I just rounded up my research study on plastic pollution of Nigeria and the level of engagement youths should have in reducing plastic pollution. Since youths are the future, they are active actors on our environment. They are inheriting the Earth. When you give children this information, and teach them about what our environment holds for us and how it can be more conducive for the next generation, it can inspire a reduction in plastic pollution. I’m also studying whether green alternatives that can decompose could be beneficial to this cause and how it can generate income via recycling and upcycling.

What makes Halifax feel like home? What do you like best about the city?

I very much do miss my parents and country however Halifax feels like home enough that I often ask myself “Why go back to Nigeria?” I love the way of life, the constancy of the lights, the safety and security, the spots that allow you to feel and appreciate nature and that help and resources are accessible by anyone. I love the waterfront and Citadel Hill, both of which I can see from my apartment! I also love how walkable Halifax is.

I have built strong roots here in part by working as a community residential worker at Metro Community Living. In turn, I feel both moral and financial support reflected back on me through my network in Canada.

What advice would you give to future international students from your country?

I have felt that Dalhousie is a home for all and did not feel like an outsider. Dalhousie was a place where I felt support to achieve my goals both small and large. 

If you’ve needed it, where at Dalhousie have you found support?

I was grateful for the Faculty of Graduate Studies newsletter which always highlighted various opportunities. Financially, it was worth it for me to attend Dalhousie because with all of this support, I was able to focus on my studies. 

Being from Nigeria, the Black Student Advising Centre (BSAC) and my friends made me feel at home. It was fun, I was able to network with other students, staff, and faculty from African and of African descent, and I was even able to eat jollof rice! Mrs. Ronke Taiwo from BSAC was always the first person I knew I could run to if I needed anything.

I was also very thankful to get support from the International Centre, who helped me when I was in the process of finding accommodation, tax filing, and provided immigration workshops. 

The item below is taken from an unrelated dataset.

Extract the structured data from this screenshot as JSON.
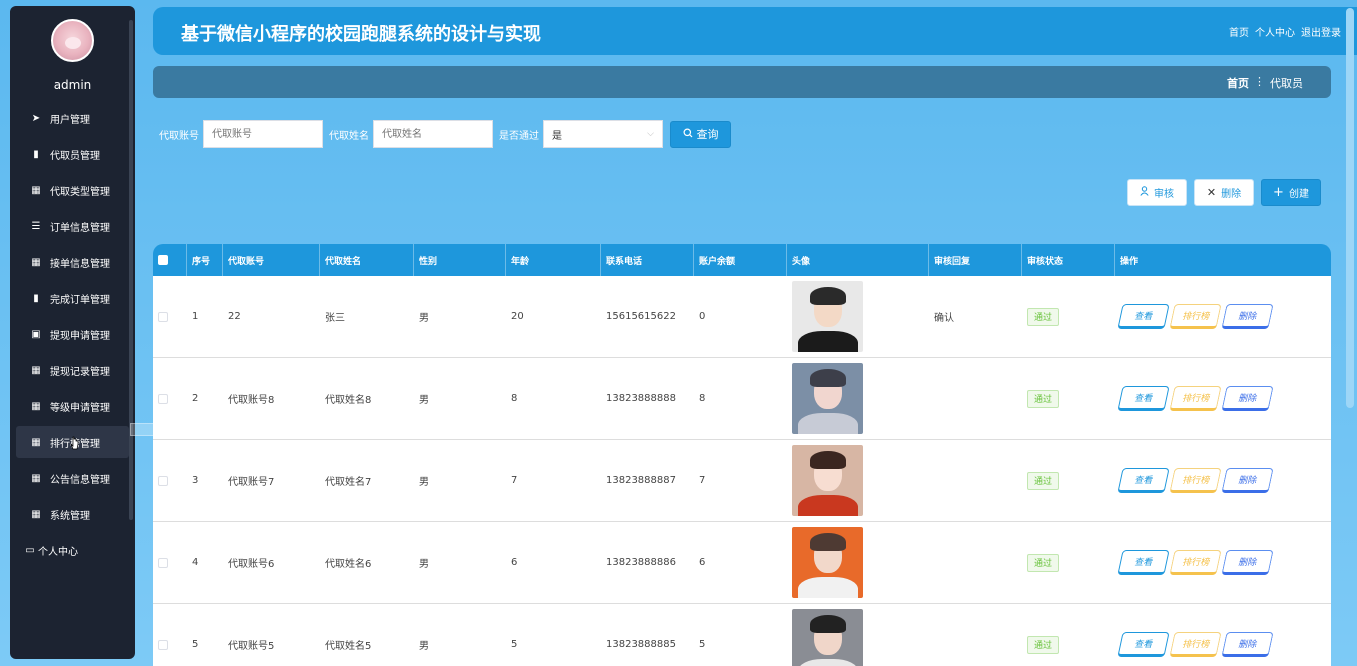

Finally, I would like to shout out my supervisor Dr. Jacqueline Gahagan, and my research committee members Dr. Rita Orji and Dr. Ingrid Waldron (also my lecturer). I would also like to shout out Dr. Daniel Stevens (my lecturer/TA instructor) and Dr. Lois Jackson (my lecturer) all whom were extremely helpful, taught me how to critique things analytically, and were always there when I needed them.

What services at Dalhousie have you found useful?

Academically, I really appreciated the help I got from the Writing Centre. I would like to thank Aidan Hayes for his skill and care in supporting me.

In planning my career, I enjoyed attending a LinkedIn workshop with Natasha Breward from the Pulse Health Innovation Sandbox. It is now clear to me how to navigate my online presence to get into the job market.

What do you plan to do after graduation?

I am working toward an interdisciplinary healthcare career. I will be applying to nursing school (preferably Dalhousie) because I am interested in clinical services. I would like to bridge my Bachelor of Science in Microbiology, my Master’s of Public Health, and my forthcoming Master’s in Health promotion and cap it off with nursing to bring public health field work and clinical work together. 

Tell us something about yourself that readers might find surprising?

People usually think I am shy but really I am quite happy and energetic! I like to think outside of the box and enjoy being crafty. I come from a community (Nnewi-Anambra state) in Nigeria that is very business-forward. I plan to use craft work to advocate and promote public health. I would like to use proceeds from selling this work to create scholarships for students.

Find Edith on social media:

Instagram: @sweetcranporsche99 
LinkedIn:  @Edith Uba  
Twitter:  @EdithUba